Rich Czech finance minister shifts businesses to trust funds to heed new law

PRAGUE, Feb 3 (Reuters) - Czech billionaire Finance Minister Andrej Babis said on Friday he had transferred his assets into two trust funds to comply with a new conflict-of-interest law that he has criticised for being aimed at him.

Worth $2.7 billion, Babis is listed number two on the Forbes list of the richest Czechs and has been likened by local media to U.S. President Donald Trump or former Italian prime minister Silvio Berlusconi.

Babis owns more than 250 companies spanning food, chemicals and media. He also founded the ANO party now leading in polls before an October election, putting the businessman in a strong position to become the country’s next prime minister.

The law, which cleared a final parliamentary vote in January, bans ownership of media for ministers and prevents companies in which ministers hold more then 25 percent from winning public contracts and discretionary subsidies.

“I went to a notary this week and I founded two trust funds and this morning I signed it,” Babis told public Czech Television. “So I got rid of (my company) shares. I am not a shareholder. I complied with the law.”

On the advice of his lawyers, he said, he put 90 percent of his Agrofert holding group and 100 percent of Synbiol, which controls his Hartenberg investment vehicle, into one of the funds. The other Agrofert shares would go into a second fund.

As his family and associates will be involved in the trust funds, Babis’ political opponents viewed the procedure as rather a formality, saying he would maintain ultimate control over Agrofert. Babis dismissed that suggestion.

His holdings include companies that receive development subsidies and public orders, along with two national newspapers and a radio station.

Babis repeated his accusation on Friday that the conflict-of-interest law was meant to drive him out of politics and that it was unconstitutional.

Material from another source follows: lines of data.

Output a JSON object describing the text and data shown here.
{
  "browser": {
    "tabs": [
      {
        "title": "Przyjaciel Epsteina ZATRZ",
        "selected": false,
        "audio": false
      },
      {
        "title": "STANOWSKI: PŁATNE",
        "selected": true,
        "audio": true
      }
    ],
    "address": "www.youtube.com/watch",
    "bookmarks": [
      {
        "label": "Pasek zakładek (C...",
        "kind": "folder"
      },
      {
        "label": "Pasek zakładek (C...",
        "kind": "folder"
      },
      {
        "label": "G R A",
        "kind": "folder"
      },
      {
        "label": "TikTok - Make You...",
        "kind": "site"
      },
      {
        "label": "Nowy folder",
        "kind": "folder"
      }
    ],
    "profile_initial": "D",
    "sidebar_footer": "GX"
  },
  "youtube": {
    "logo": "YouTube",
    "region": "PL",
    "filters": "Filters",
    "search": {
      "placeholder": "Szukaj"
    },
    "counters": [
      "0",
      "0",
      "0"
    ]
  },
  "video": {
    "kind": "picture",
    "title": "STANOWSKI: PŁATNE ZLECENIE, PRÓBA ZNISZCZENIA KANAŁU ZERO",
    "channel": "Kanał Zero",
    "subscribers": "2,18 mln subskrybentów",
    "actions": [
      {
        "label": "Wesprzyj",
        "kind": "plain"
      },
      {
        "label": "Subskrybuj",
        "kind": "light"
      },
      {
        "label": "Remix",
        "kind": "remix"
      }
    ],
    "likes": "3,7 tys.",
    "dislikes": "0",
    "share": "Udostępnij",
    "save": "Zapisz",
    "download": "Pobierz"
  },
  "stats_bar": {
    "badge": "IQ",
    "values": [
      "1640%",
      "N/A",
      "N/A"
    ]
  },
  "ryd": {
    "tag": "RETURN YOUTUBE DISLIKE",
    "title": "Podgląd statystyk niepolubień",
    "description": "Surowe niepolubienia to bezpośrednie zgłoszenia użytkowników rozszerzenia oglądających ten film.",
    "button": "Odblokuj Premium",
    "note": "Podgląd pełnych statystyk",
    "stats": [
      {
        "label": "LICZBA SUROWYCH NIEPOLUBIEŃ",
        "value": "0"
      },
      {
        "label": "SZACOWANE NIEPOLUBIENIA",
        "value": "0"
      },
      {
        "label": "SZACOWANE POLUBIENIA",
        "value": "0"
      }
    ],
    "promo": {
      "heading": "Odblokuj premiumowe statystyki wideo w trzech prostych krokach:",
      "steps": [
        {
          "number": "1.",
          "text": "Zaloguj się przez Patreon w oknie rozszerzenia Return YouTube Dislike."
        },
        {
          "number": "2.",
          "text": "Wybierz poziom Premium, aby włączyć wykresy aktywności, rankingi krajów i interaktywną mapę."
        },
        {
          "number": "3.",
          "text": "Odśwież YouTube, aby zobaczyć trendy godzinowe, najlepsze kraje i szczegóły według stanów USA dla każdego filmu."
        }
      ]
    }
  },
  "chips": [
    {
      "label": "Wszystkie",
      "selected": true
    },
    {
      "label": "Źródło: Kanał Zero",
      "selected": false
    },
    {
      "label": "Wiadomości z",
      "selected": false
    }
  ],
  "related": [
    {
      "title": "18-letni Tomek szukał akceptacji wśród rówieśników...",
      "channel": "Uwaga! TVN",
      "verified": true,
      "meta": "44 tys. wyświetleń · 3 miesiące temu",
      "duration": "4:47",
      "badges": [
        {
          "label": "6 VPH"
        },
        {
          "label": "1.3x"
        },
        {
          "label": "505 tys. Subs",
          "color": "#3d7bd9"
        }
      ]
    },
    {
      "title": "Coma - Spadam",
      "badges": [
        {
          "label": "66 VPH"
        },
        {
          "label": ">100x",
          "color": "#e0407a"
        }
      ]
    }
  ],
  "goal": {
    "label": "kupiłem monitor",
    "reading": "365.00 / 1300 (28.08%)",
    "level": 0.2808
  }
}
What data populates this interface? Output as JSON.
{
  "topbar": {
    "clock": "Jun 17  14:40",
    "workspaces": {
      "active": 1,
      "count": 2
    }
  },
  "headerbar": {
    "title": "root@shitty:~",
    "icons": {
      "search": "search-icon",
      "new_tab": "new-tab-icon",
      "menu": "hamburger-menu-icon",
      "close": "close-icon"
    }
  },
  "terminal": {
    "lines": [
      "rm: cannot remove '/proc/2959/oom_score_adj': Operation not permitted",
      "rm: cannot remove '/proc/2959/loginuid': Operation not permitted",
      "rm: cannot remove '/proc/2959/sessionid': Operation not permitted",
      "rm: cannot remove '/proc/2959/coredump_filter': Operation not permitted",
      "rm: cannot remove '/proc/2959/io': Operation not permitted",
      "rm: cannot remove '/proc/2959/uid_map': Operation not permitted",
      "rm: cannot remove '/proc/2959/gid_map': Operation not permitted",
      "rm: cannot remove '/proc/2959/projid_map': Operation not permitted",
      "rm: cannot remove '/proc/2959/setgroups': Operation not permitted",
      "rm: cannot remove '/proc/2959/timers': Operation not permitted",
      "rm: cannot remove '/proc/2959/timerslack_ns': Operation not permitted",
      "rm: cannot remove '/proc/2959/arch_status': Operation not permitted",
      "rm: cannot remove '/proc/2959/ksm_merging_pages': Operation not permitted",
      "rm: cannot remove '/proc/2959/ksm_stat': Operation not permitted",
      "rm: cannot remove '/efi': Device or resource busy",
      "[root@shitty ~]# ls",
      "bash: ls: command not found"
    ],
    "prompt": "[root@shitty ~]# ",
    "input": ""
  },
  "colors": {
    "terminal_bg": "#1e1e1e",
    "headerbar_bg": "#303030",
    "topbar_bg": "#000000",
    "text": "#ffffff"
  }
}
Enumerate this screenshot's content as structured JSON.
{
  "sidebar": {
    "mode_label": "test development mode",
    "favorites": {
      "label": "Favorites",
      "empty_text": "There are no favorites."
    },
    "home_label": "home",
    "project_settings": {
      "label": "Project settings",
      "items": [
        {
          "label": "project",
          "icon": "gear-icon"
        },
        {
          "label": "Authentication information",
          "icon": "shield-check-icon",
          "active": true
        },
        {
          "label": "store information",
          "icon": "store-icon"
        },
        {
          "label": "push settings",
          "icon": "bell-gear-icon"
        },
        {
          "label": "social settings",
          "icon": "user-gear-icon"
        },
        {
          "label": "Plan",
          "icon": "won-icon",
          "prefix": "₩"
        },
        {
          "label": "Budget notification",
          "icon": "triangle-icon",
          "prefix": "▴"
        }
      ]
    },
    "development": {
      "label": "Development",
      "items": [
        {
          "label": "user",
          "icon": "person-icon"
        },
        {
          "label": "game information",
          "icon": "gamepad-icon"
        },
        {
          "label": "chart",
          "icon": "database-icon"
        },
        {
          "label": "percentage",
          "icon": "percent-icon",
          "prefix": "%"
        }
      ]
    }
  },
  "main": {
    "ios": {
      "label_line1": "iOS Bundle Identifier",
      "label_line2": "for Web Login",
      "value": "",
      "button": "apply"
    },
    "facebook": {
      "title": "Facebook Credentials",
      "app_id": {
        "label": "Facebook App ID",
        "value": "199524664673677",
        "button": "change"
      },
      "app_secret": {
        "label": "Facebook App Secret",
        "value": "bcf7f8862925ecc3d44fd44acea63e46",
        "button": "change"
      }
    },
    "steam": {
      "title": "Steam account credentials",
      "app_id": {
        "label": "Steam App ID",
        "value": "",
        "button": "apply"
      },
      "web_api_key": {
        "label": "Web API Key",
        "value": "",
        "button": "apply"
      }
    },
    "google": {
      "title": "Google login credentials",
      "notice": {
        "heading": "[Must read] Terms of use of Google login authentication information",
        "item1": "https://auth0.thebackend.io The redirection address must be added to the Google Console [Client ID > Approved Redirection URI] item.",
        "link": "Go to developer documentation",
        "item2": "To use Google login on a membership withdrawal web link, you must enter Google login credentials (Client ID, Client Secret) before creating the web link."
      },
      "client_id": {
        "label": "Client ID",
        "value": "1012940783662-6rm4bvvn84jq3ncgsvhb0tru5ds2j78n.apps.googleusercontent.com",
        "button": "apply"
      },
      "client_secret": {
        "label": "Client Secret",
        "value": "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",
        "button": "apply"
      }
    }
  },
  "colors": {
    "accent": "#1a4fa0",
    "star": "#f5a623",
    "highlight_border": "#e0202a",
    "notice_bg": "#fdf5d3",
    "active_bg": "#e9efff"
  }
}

President Milos Zeman has supported Babis and he said earlier this week that he would challenge the new law at the Constitutional Court. Zeman vetoed the bill but lawmakers including from other government parties later overrode him.

Reporting by Robert Muller; editing by Mark Heinrich